LONDON (Reuters) - The second single from Britney Spears' upcoming album "Femme Fatale" was posted on the internet on Thursday, and the upbeat dance anthem "Till the World Ends" has some pundits predicting a club hit.
Tracks leaking online has long been a problem for musicians seeking to control the release of their records, although Spears quickly took to Twitter to promote the "formal premiere" of the track on Ryan Seacrest's radio show on Friday.
Her record label also brought forward the single's digital release, making it available on iTunes on Friday, several days earlier than originally planned.
Britney has announced the full track listing for Femme Fatale, which goes on sale on March 29 and will test the public's appetite for the latest Spears comeback.

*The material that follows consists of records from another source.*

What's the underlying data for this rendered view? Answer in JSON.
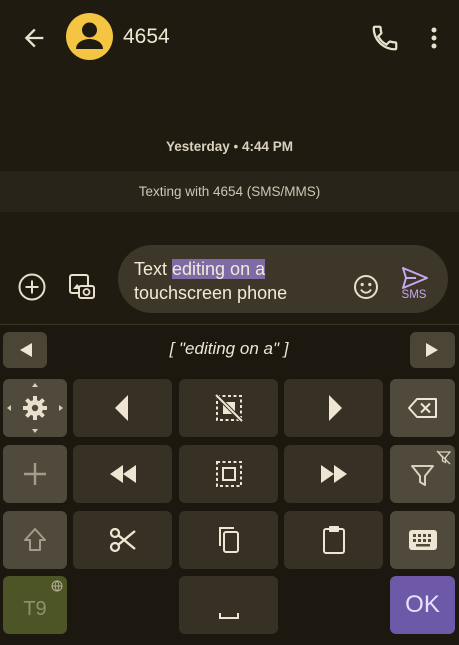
{
  "header": {
    "back_icon": "arrow-left-icon",
    "contact_name": "4654",
    "avatar_icon": "person-icon",
    "avatar_color": "#f4c542",
    "call_icon": "phone-icon",
    "more_icon": "more-vert-icon"
  },
  "conversation": {
    "timestamp_day": "Yesterday",
    "timestamp_sep": " • ",
    "timestamp_time": "4:44 PM",
    "texting_banner": "Texting with 4654 (SMS/MMS)"
  },
  "composer": {
    "text_before": "Text ",
    "text_selected": "editing on a",
    "text_after": "\ntouchscreen phone",
    "send_label": "SMS",
    "accent_color": "#c9a7f4",
    "selection_color": "#7d6ba6"
  },
  "keyboard": {
    "suggestion": "[ \"editing on a\" ]",
    "t9_label": "T9",
    "ok_label": "OK",
    "ok_color": "#6e58a8"
  }
}
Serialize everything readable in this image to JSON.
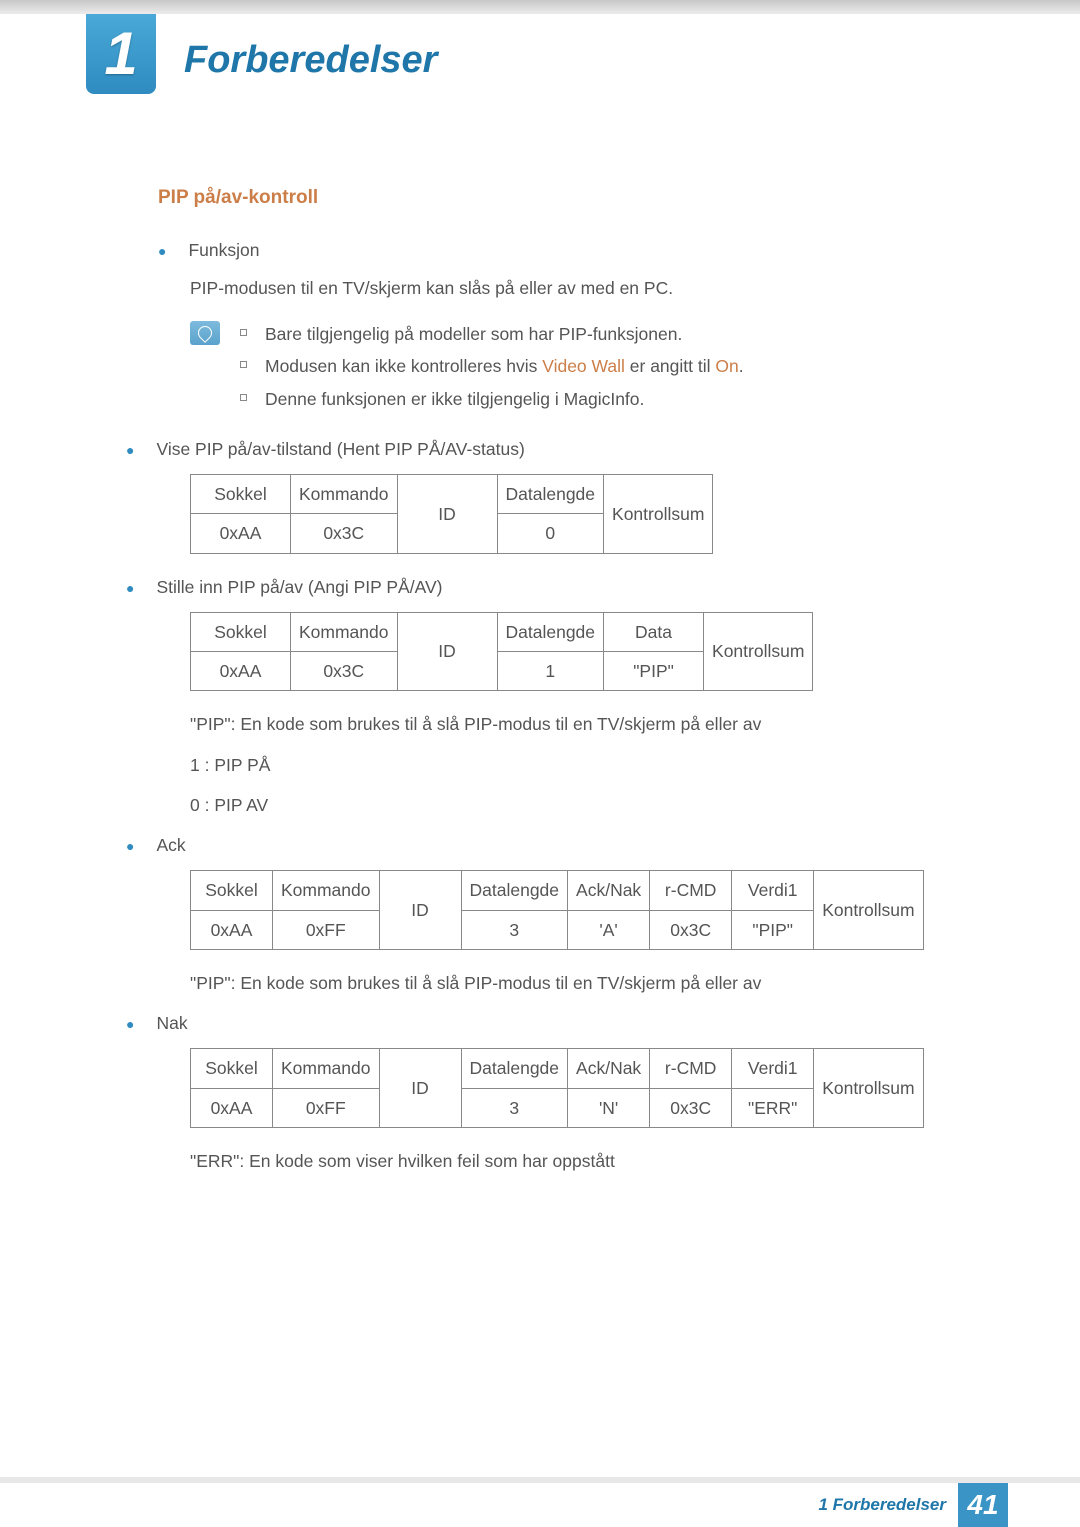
{
  "header": {
    "chapter_number": "1",
    "chapter_title": "Forberedelser"
  },
  "section": {
    "heading": "PIP på/av-kontroll",
    "funksjon_label": "Funksjon",
    "funksjon_desc": "PIP-modusen til en TV/skjerm kan slås på eller av med en PC.",
    "notes": {
      "n1": "Bare tilgjengelig på modeller som har PIP-funksjonen.",
      "n2a": "Modusen kan ikke kontrolleres hvis ",
      "n2b": "Video Wall",
      "n2c": " er angitt til ",
      "n2d": "On",
      "n2e": ".",
      "n3": "Denne funksjonen er ikke tilgjengelig i MagicInfo."
    },
    "b2": "Vise PIP på/av-tilstand (Hent PIP PÅ/AV-status)",
    "b3": "Stille inn PIP på/av (Angi PIP PÅ/AV)",
    "pip_desc": "\"PIP\": En kode som brukes til å slå PIP-modus til en TV/skjerm på eller av",
    "pip_on": "1 : PIP PÅ",
    "pip_off": "0 : PIP AV",
    "ack_label": "Ack",
    "nak_label": "Nak",
    "err_desc": "\"ERR\": En kode som viser hvilken feil som har oppstått"
  },
  "tables": {
    "t1": {
      "h_sokkel": "Sokkel",
      "h_kommando": "Kommando",
      "h_id": "ID",
      "h_datalengde": "Datalengde",
      "h_kontrollsum": "Kontrollsum",
      "v_sokkel": "0xAA",
      "v_kommando": "0x3C",
      "v_datalengde": "0"
    },
    "t2": {
      "h_sokkel": "Sokkel",
      "h_kommando": "Kommando",
      "h_id": "ID",
      "h_datalengde": "Datalengde",
      "h_data": "Data",
      "h_kontrollsum": "Kontrollsum",
      "v_sokkel": "0xAA",
      "v_kommando": "0x3C",
      "v_datalengde": "1",
      "v_data": "\"PIP\""
    },
    "t3": {
      "h_sokkel": "Sokkel",
      "h_kommando": "Kommando",
      "h_id": "ID",
      "h_datalengde": "Datalengde",
      "h_acknak": "Ack/Nak",
      "h_rcmd": "r-CMD",
      "h_verdi1": "Verdi1",
      "h_kontrollsum": "Kontrollsum",
      "v_sokkel": "0xAA",
      "v_kommando": "0xFF",
      "v_datalengde": "3",
      "v_acknak": "'A'",
      "v_rcmd": "0x3C",
      "v_verdi1": "\"PIP\""
    },
    "t4": {
      "h_sokkel": "Sokkel",
      "h_kommando": "Kommando",
      "h_id": "ID",
      "h_datalengde": "Datalengde",
      "h_acknak": "Ack/Nak",
      "h_rcmd": "r-CMD",
      "h_verdi1": "Verdi1",
      "h_kontrollsum": "Kontrollsum",
      "v_sokkel": "0xAA",
      "v_kommando": "0xFF",
      "v_datalengde": "3",
      "v_acknak": "'N'",
      "v_rcmd": "0x3C",
      "v_verdi1": "\"ERR\""
    }
  },
  "footer": {
    "text": "1 Forberedelser",
    "page": "41"
  }
}
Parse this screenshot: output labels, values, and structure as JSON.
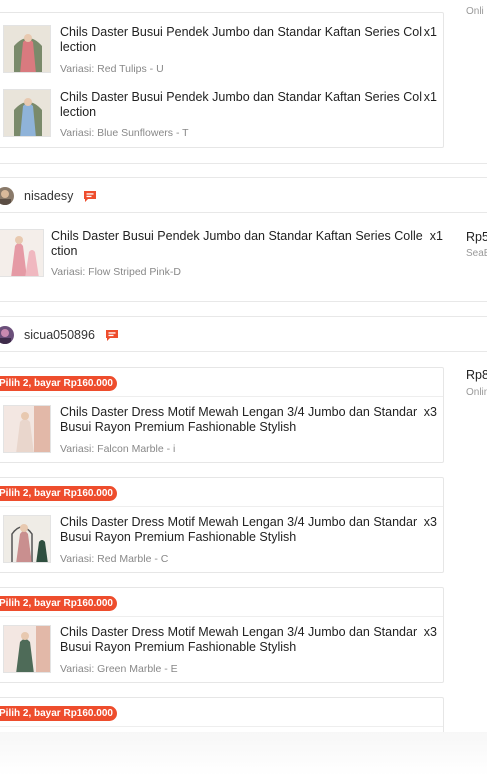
{
  "top_group": {
    "cut_text": "Onli",
    "items": [
      {
        "name": "Chils Daster Busui Pendek Jumbo dan Standar Kaftan Series Collection",
        "qty": "x1",
        "variant": "Variasi: Red Tulips - U"
      },
      {
        "name": "Chils Daster Busui Pendek Jumbo dan Standar Kaftan Series Collection",
        "qty": "x1",
        "variant": "Variasi: Blue Sunflowers - T"
      }
    ]
  },
  "order_1": {
    "username": "nisadesy",
    "item": {
      "name": "Chils Daster Busui Pendek Jumbo dan Standar Kaftan Series Collection",
      "qty": "x1",
      "variant": "Variasi: Flow Striped Pink-D"
    },
    "price": "Rp5",
    "shipping": "SeaB"
  },
  "order_2": {
    "username": "sicua050896",
    "price": "Rp8",
    "shipping": "Onlin",
    "items": [
      {
        "promo": "Pilih 2, bayar Rp160.000",
        "name": "Chils Daster Dress Motif Mewah Lengan 3/4 Jumbo dan Standar Busui Rayon Premium Fashionable Stylish",
        "qty": "x3",
        "variant": "Variasi: Falcon Marble - i"
      },
      {
        "promo": "Pilih 2, bayar Rp160.000",
        "name": "Chils Daster Dress Motif Mewah Lengan 3/4 Jumbo dan Standar Busui Rayon Premium Fashionable Stylish",
        "qty": "x3",
        "variant": "Variasi: Red Marble - C"
      },
      {
        "promo": "Pilih 2, bayar Rp160.000",
        "name": "Chils Daster Dress Motif Mewah Lengan 3/4 Jumbo dan Standar Busui Rayon Premium Fashionable Stylish",
        "qty": "x3",
        "variant": "Variasi: Green Marble - E"
      },
      {
        "promo": "Pilih 2, bayar Rp160.000"
      }
    ]
  },
  "colors": {
    "accent": "#ee4d2d",
    "chat_icon": "#ee4d2d",
    "border": "#e6e6e6",
    "muted_text": "#888888"
  },
  "icons": {
    "chat": "chat-bubble-icon",
    "avatar": "user-avatar"
  }
}
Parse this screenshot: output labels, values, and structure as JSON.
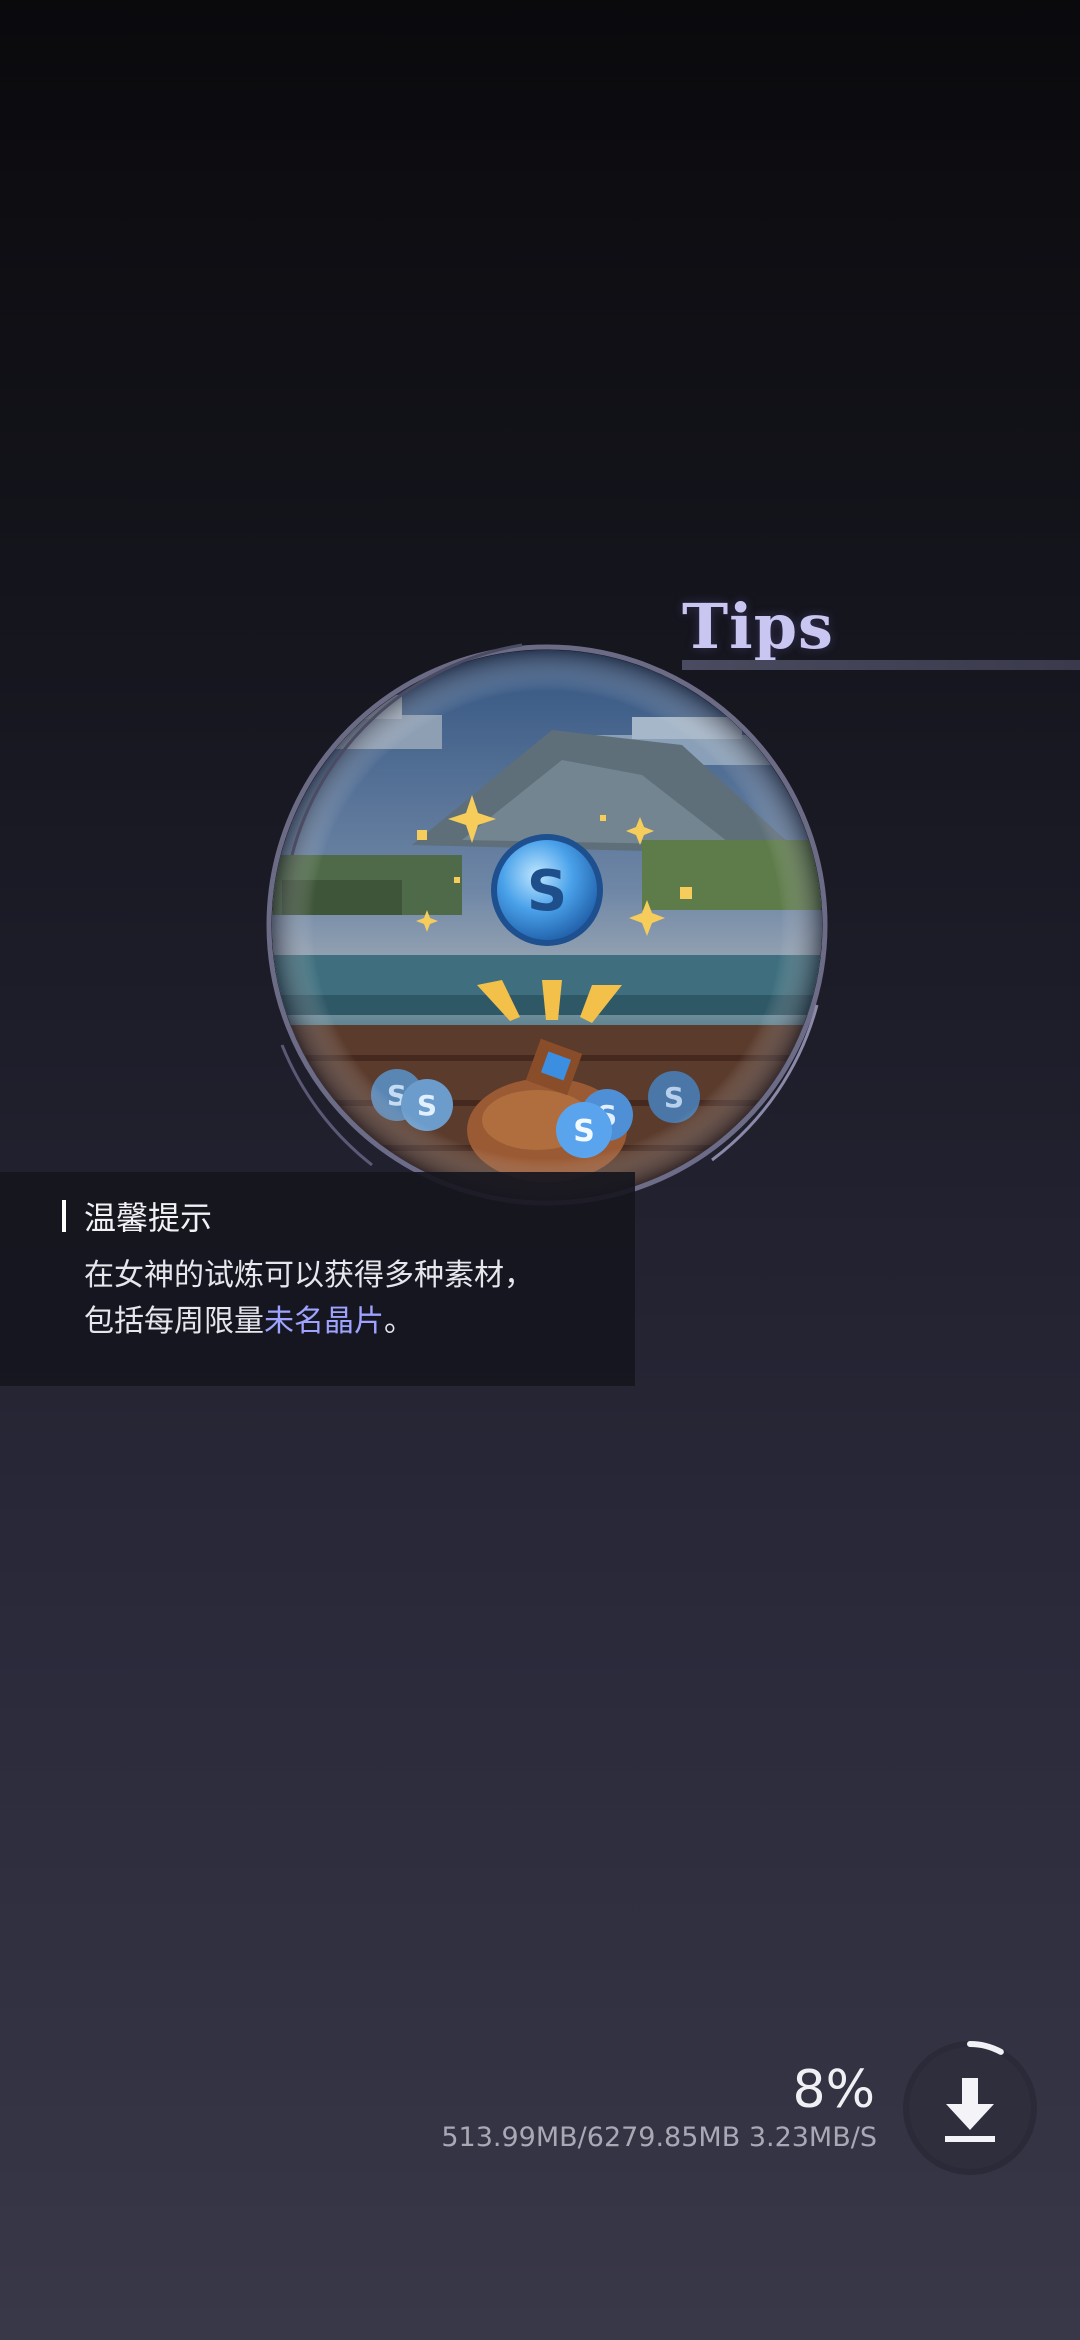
{
  "tips": {
    "title": "Tips"
  },
  "tip_card": {
    "heading": "温馨提示",
    "line1": "在女神的试炼可以获得多种素材，",
    "line2_prefix": "包括每周限量",
    "line2_highlight": "未名晶片",
    "line2_suffix": "。"
  },
  "download": {
    "percent": "8%",
    "progress": 0.08,
    "stats": "513.99MB/6279.85MB 3.23MB/S"
  },
  "illustration": {
    "coin_letter": "S",
    "scene": "pixel-art-coin-pouch"
  },
  "colors": {
    "tips_title": "#c9c7f2",
    "highlight": "#9ea3ff",
    "coin_blue": "#3c8fe0"
  }
}
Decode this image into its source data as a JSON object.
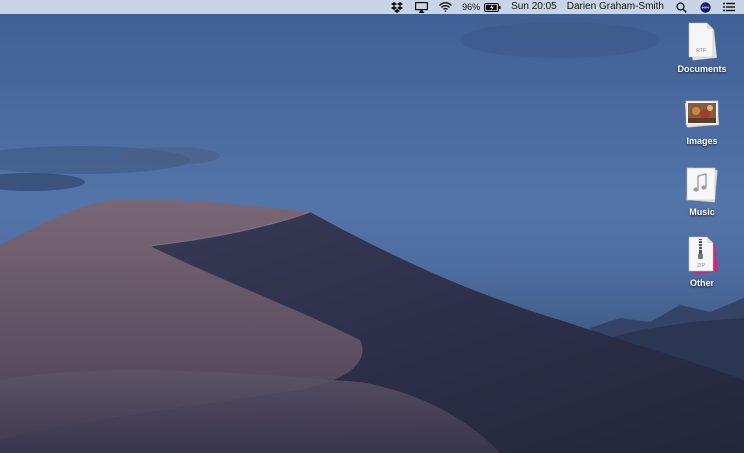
{
  "menubar": {
    "icons": [
      "dropbox-icon",
      "airplay-icon",
      "wifi-icon",
      "battery-icon",
      "spotlight-search-icon",
      "siri-icon",
      "notification-center-icon"
    ],
    "battery_percent": "96%",
    "battery_level": 0.96,
    "clock": "Sun 20:05",
    "user_name": "Darien Graham-Smith"
  },
  "desktop": {
    "wallpaper": "mojave-dunes-dusk",
    "stacks": [
      {
        "label": "Documents",
        "icon": "rtf-document-stack-icon",
        "badge": "RTF"
      },
      {
        "label": "Images",
        "icon": "photo-stack-icon"
      },
      {
        "label": "Music",
        "icon": "music-stack-icon"
      },
      {
        "label": "Other",
        "icon": "zip-archive-stack-icon",
        "badge": "ZIP"
      }
    ]
  },
  "colors": {
    "sky": "#4a6aa0",
    "dune_light": "#6f6172",
    "dune_dark": "#2f2d45",
    "menubar": "#d6deee"
  }
}
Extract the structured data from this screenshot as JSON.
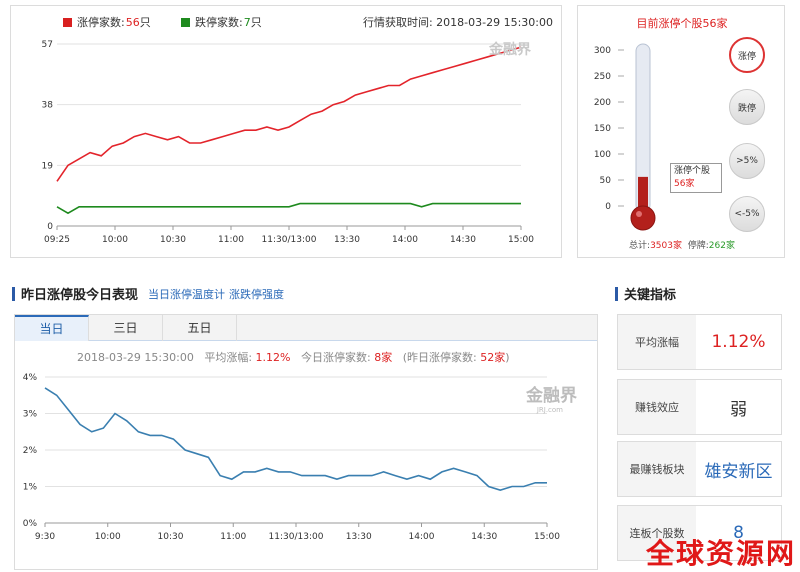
{
  "top": {
    "legend_up_label": "涨停家数:",
    "legend_up_value": "56",
    "legend_up_unit": "只",
    "legend_down_label": "跌停家数:",
    "legend_down_value": "7",
    "legend_down_unit": "只",
    "fetch_label": "行情获取时间:",
    "fetch_time": "2018-03-29 15:30:00",
    "watermark": "金融界",
    "chart_data": {
      "type": "line",
      "x_ticks": [
        "09:25",
        "10:00",
        "10:30",
        "11:00",
        "11:30/13:00",
        "13:30",
        "14:00",
        "14:30",
        "15:00"
      ],
      "y_ticks": [
        "57",
        "38",
        "19",
        "0"
      ],
      "ylim": [
        0,
        57
      ],
      "series": [
        {
          "name": "涨停家数",
          "color": "#e3242b",
          "values": [
            14,
            19,
            21,
            23,
            22,
            25,
            26,
            28,
            29,
            28,
            27,
            28,
            26,
            26,
            27,
            28,
            29,
            30,
            30,
            31,
            30,
            31,
            33,
            35,
            36,
            38,
            39,
            41,
            42,
            43,
            44,
            44,
            46,
            47,
            48,
            49,
            50,
            51,
            52,
            53,
            54,
            55,
            56
          ]
        },
        {
          "name": "跌停家数",
          "color": "#1e8a1e",
          "values": [
            6,
            4,
            6,
            6,
            6,
            6,
            6,
            6,
            6,
            6,
            6,
            6,
            6,
            6,
            6,
            6,
            6,
            6,
            6,
            6,
            6,
            6,
            7,
            7,
            7,
            7,
            7,
            7,
            7,
            7,
            7,
            7,
            7,
            6,
            7,
            7,
            7,
            7,
            7,
            7,
            7,
            7,
            7
          ]
        }
      ]
    }
  },
  "thermo": {
    "title": "目前涨停个股56家",
    "scale": [
      "300",
      "250",
      "200",
      "150",
      "100",
      "50",
      "0"
    ],
    "level_value": 56,
    "level_max": 300,
    "callout_label": "涨停个股",
    "callout_value": "56家",
    "buttons": [
      "涨停",
      "跌停",
      ">5%",
      "<-5%"
    ],
    "total_label": "总计:",
    "total_value": "3503家",
    "halt_label": "停牌:",
    "halt_value": "262家"
  },
  "section": {
    "title": "昨日涨停股今日表现",
    "link1": "当日涨停温度计",
    "link2": "涨跌停强度"
  },
  "bottom": {
    "tabs": [
      "当日",
      "三日",
      "五日"
    ],
    "info_time": "2018-03-29 15:30:00",
    "avg_label": "平均涨幅:",
    "avg_value": "1.12%",
    "today_label": "今日涨停家数:",
    "today_value": "8家",
    "yest_label": "(昨日涨停家数:",
    "yest_value": "52家",
    "yest_close": ")",
    "watermark": "金融界",
    "watermark_sub": "JRJ.com",
    "chart_data": {
      "type": "line",
      "x_ticks": [
        "9:30",
        "10:00",
        "10:30",
        "11:00",
        "11:30/13:00",
        "13:30",
        "14:00",
        "14:30",
        "15:00"
      ],
      "y_ticks": [
        "4%",
        "3%",
        "2%",
        "1%",
        "0%"
      ],
      "ylim": [
        0,
        4
      ],
      "series": [
        {
          "color": "#3a7fb0",
          "values": [
            3.7,
            3.5,
            3.1,
            2.7,
            2.5,
            2.6,
            3.0,
            2.8,
            2.5,
            2.4,
            2.4,
            2.3,
            2.0,
            1.9,
            1.8,
            1.3,
            1.2,
            1.4,
            1.4,
            1.5,
            1.4,
            1.4,
            1.3,
            1.3,
            1.3,
            1.2,
            1.3,
            1.3,
            1.3,
            1.4,
            1.3,
            1.2,
            1.3,
            1.2,
            1.4,
            1.5,
            1.4,
            1.3,
            1.0,
            0.9,
            1.0,
            1.0,
            1.1,
            1.1
          ]
        }
      ]
    }
  },
  "key": {
    "title": "关键指标",
    "cards": [
      {
        "label": "平均涨幅",
        "value": "1.12%",
        "color": "#d22"
      },
      {
        "label": "赚钱效应",
        "value": "弱",
        "color": "#333"
      },
      {
        "label": "最赚钱板块",
        "value": "雄安新区",
        "color": "#2b6ab8"
      },
      {
        "label": "连板个股数",
        "value": "8",
        "color": "#2b6ab8"
      }
    ]
  },
  "page_watermark": "全球资源网"
}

The new album will feature 12 tracks, with four extra songs available on the deluxe edition.
"I think 'Femme Fatale' speaks for itself ... I wanted to make a fierce dance record where each song makes you want to get up and move," Spears said.
Early reaction to Till the World Ends, written by fellow popstar Ke$ha and produced by Dr. Luke and Max Martin, suggests that the 29-year-old's rollercoaster career is on the up again.
"Like its predecessor 'Hold It Against Me', Spears's main intention with her new single seems to be keeping the dance floor pulsating with sweaty bodies," wrote Gerrick D. Kennedy on the L.A. Times music blog "Pop & Hiss."
"And we don't blame her, as the catchy song does make you want to grab some glow sticks and hit the clubs."
Music channel MTV opined: "Britney Spears' new single ... sounds poised to be a club smash."
The electro-pop song's message is predictably simple, summed up in the refrain: "Keep on dancin' till the world ends."
And while critics agree that it could be the work of any number of pop stars, some say Spears, whose torrid personal life has often overshadowed her musical success, has the confidence and "breathy" vocals to pull it off.
The first track from the album, "Hold It Against Me," debuted atop the Billboard Hot 100 chart in January, breaking digital download records on the way.
Reporting by Mike Collett-White, editing by Paul Casciato